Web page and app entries

--- START ---

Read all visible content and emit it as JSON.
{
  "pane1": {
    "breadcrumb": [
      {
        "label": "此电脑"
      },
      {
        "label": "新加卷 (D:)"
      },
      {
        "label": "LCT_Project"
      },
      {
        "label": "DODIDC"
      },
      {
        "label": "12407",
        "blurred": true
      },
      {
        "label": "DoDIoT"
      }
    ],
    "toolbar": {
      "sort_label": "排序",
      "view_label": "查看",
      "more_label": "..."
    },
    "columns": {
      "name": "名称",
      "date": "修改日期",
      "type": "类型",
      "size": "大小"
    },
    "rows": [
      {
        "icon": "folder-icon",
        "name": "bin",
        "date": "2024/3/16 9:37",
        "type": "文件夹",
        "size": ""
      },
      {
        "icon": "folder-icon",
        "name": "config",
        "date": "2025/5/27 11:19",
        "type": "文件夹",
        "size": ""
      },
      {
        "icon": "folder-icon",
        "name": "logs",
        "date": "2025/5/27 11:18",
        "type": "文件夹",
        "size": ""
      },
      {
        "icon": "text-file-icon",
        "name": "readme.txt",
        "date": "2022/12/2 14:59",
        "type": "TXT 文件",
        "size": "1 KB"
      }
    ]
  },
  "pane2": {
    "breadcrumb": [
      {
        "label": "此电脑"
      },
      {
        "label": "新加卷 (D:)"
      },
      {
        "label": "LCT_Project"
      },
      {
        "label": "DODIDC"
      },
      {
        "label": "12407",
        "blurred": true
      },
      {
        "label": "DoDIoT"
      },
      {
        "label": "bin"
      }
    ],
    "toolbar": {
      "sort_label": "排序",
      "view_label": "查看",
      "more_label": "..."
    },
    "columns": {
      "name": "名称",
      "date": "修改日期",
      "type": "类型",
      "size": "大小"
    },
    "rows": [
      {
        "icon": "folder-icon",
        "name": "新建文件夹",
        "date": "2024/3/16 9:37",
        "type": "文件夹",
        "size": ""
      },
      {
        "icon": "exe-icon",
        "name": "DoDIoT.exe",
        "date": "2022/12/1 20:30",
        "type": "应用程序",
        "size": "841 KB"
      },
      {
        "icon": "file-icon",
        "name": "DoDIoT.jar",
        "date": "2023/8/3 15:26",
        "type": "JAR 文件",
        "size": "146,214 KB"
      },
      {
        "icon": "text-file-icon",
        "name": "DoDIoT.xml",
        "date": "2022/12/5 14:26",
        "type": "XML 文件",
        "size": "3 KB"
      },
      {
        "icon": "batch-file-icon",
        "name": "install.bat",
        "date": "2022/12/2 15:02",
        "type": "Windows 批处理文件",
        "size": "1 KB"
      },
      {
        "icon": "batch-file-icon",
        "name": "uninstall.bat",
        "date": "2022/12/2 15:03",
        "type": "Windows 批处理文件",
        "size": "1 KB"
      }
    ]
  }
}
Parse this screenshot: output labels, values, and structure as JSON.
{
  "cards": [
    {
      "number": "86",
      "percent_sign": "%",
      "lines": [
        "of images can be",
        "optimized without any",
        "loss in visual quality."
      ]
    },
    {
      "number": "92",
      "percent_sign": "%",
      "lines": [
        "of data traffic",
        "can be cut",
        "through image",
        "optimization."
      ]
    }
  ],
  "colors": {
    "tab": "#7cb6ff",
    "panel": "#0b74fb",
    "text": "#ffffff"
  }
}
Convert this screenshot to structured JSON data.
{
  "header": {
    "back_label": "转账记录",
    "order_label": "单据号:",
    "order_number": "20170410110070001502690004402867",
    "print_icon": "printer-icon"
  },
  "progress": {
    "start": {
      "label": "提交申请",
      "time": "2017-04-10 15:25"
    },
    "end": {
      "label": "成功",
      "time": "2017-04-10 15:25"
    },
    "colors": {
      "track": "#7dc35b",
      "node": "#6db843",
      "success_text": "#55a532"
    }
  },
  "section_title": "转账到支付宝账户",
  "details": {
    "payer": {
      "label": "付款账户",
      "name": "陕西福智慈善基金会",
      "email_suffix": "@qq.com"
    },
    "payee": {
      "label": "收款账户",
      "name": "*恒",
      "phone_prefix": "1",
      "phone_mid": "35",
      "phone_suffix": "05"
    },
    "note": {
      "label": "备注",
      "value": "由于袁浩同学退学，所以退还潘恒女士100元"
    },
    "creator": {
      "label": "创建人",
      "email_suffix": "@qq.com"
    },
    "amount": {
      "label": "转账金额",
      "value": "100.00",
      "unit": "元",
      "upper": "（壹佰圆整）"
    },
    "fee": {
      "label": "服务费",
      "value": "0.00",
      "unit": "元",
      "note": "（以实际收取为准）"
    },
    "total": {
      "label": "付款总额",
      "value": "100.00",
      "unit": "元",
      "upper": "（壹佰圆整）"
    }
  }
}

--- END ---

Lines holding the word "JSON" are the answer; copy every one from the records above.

Read all visible content and emit it as JSON.
Parse this screenshot: output labels, values, and structure as JSON.
Convert this screenshot to structured JSON data.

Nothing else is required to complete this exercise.